Another wonderful film highlighting issues in mental health. I am a mental health worker and it is often portrayed negatively in society. People who suffer from any kind of illness, whether it be physical or mental, are human beings and they deserve all the care and respect as any other human being. The film deals with this; what if we all have different personalities with different needs and issues? And what if the most powerful mindset is the ID, the dark side to our nature, and once unleashed, it can cause pain and suffering to others.

6. Interstellar

This is a fantastic science movie and you’re probably thinking about what it has to do with philosophy. Although some of the science bits are over the top, it does deal with a lot of ‘hard science’, something rarely seen in films. It delves into time travel, life-changing decisions that affect families and children, the power of technology, selfishness and many more debatable issues. But a key part in the movie is the destruction of our planet and the need to move to another. The world WILL BE inhospitable one day, either by our lack of respect for nature and its resources, or whether it is a natural event that causes it. Maybe it will happen in a hundred, a thousand, who knows how many years. So, is space travel justifiable? And if we do survive long enough as a species on earth, what will we learn about space and our intelligence?

7. V for Vendetta

Hugo Weaving is a terrific actor. Here he plays V, a character from a DC Comic. The face is easily recognisable and it is regarded as Mr Anonymous, a stand against authority and government control. The government have strict control over its people but one man stands up against them by using violence. Should that be the way to stand against tyranny? Is there a more civil approach, even if the offenders are anything but civil? So how should one ‘fight’ for freedom if one has been oppressed viciously? Also, do we need to struggle and go through a near death experience to truly value what freedom is?

8. Butterfly Effect

This may surprise a few, and it is probably because the film has more holes than a golf course. But the premise is good and it deals with this issue; if you could go back in time and change the past to suit your needs, would you do it, even if it made the future for others worse?

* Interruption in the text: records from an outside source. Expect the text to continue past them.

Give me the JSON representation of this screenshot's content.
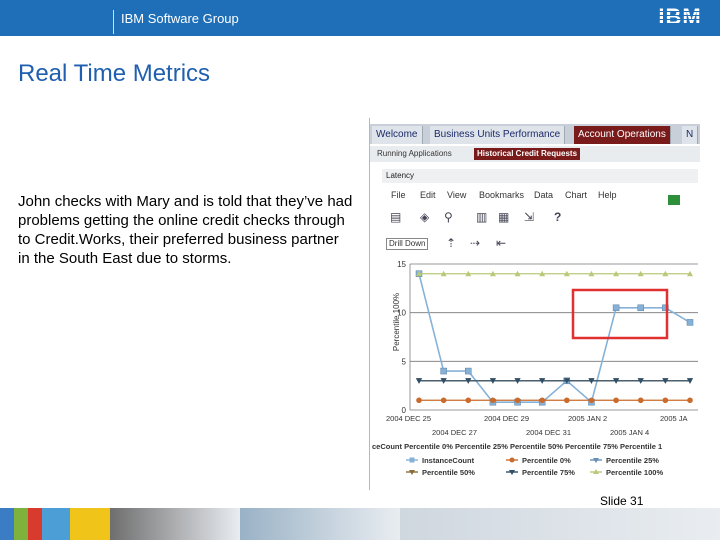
{
  "header": {
    "group_name": "IBM Software Group",
    "logo_text": "IBM"
  },
  "slide": {
    "title": "Real Time Metrics",
    "body": "John checks with Mary and is told that they’ve had problems getting the online credit checks through to Credit.Works, their preferred business partner in the South East due to storms.",
    "slide_number": "Slide 31"
  },
  "app": {
    "tabs": [
      "Welcome",
      "Business Units Performance",
      "Account Operations",
      "N"
    ],
    "active_tab": "Account Operations",
    "subtabs": [
      "Running Applications",
      "Historical Credit Requests"
    ],
    "active_subtab": "Historical Credit Requests",
    "panel_title": "Latency",
    "menu": [
      "File",
      "Edit",
      "View",
      "Bookmarks",
      "Data",
      "Chart",
      "Help"
    ],
    "drill_label": "Drill Down"
  },
  "chart_data": {
    "type": "line",
    "ylabel": "Percentile 100%",
    "ylim": [
      0,
      15
    ],
    "yticks": [
      0,
      5,
      10,
      15
    ],
    "xticks_top": [
      "2004 DEC 25",
      "2004 DEC 29",
      "2005 JAN 2",
      "2005 JA"
    ],
    "xticks_bottom": [
      "2004 DEC 27",
      "2004 DEC 31",
      "2005 JAN 4"
    ],
    "x_caption": "ceCount Percentile 0% Percentile 25% Percentile 50% Percentile 75% Percentile 1",
    "series": [
      {
        "name": "InstanceCount",
        "color": "#86b2d8",
        "marker": "square",
        "values": [
          14,
          4,
          4,
          0.8,
          0.8,
          0.8,
          3,
          0.8,
          10.5,
          10.5,
          10.5,
          9
        ]
      },
      {
        "name": "Percentile 0%",
        "color": "#c96b2c",
        "marker": "circle",
        "values": [
          1,
          1,
          1,
          1,
          1,
          1,
          1,
          1,
          1,
          1,
          1,
          1
        ]
      },
      {
        "name": "Percentile 25%",
        "color": "#6a8fb5",
        "marker": "triangle-down",
        "values": [
          3,
          3,
          3,
          3,
          3,
          3,
          3,
          3,
          3,
          3,
          3,
          3
        ]
      },
      {
        "name": "Percentile 50%",
        "color": "#8c6d3a",
        "marker": "triangle-down",
        "values": [
          3,
          3,
          3,
          3,
          3,
          3,
          3,
          3,
          3,
          3,
          3,
          3
        ]
      },
      {
        "name": "Percentile 75%",
        "color": "#2d4f6a",
        "marker": "triangle-down",
        "values": [
          3,
          3,
          3,
          3,
          3,
          3,
          3,
          3,
          3,
          3,
          3,
          3
        ]
      },
      {
        "name": "Percentile 100%",
        "color": "#b9c97a",
        "marker": "triangle-up",
        "values": [
          14,
          14,
          14,
          14,
          14,
          14,
          14,
          14,
          14,
          14,
          14,
          14
        ]
      }
    ],
    "highlight_color": "#e03030",
    "grid": true
  },
  "footer": {
    "strip_colors": [
      "#3b7dc4",
      "#7fb23c",
      "#d83a2d",
      "#4c9fd6",
      "#f0c419",
      "#6e6e6e",
      "#9ab2c6",
      "#cfd7df"
    ]
  }
}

9. Pan’s Labyrinth

A stunning film with probably the best piece of theme music in any film (probably a tie with Lord Of The Rings). Fantasy films are often focused on visuality rather than storylines. This has both and it’s made by the visionary director Guillermo Del Toro. Ofelia, the main character, dives into a fantasy world to deal with the Spanish Civil War, her father’s death and her mother’s new husband. Children are the most amazing things in the world and if they feel in danger or are subjected to abuse, they often use tools to escape. It also deals with this; should children obey their parents/elders, or should they choose their own path in life? Should we as adults listen to our governments, who are in essence the parents of the country, or should we disobey if we see something wrong?

10. Oldboy (Korean)

Forget the American version. If you haven’t seen the Korean one, WATCH IT NOW! One of a trilogy of revenge films, Oldboy is not for the weak hearted. Should we take revenge on people who wrong us? Should we be punished for petty things and made to suffer for it? And once/if we get the revenge, what do we do then with our lives? Is revenge justice or personal closure? Possibly one of the best philosophical movies ever made?

I hope you enjoyed reading the article on philosophical movies, please feel free to share your thoughts. Any you think we’ve missed out?

The opinions in The Freethink Tank’s Opinion and Entertainment categories are those of the author and are no reflection of the views of the website or its owner.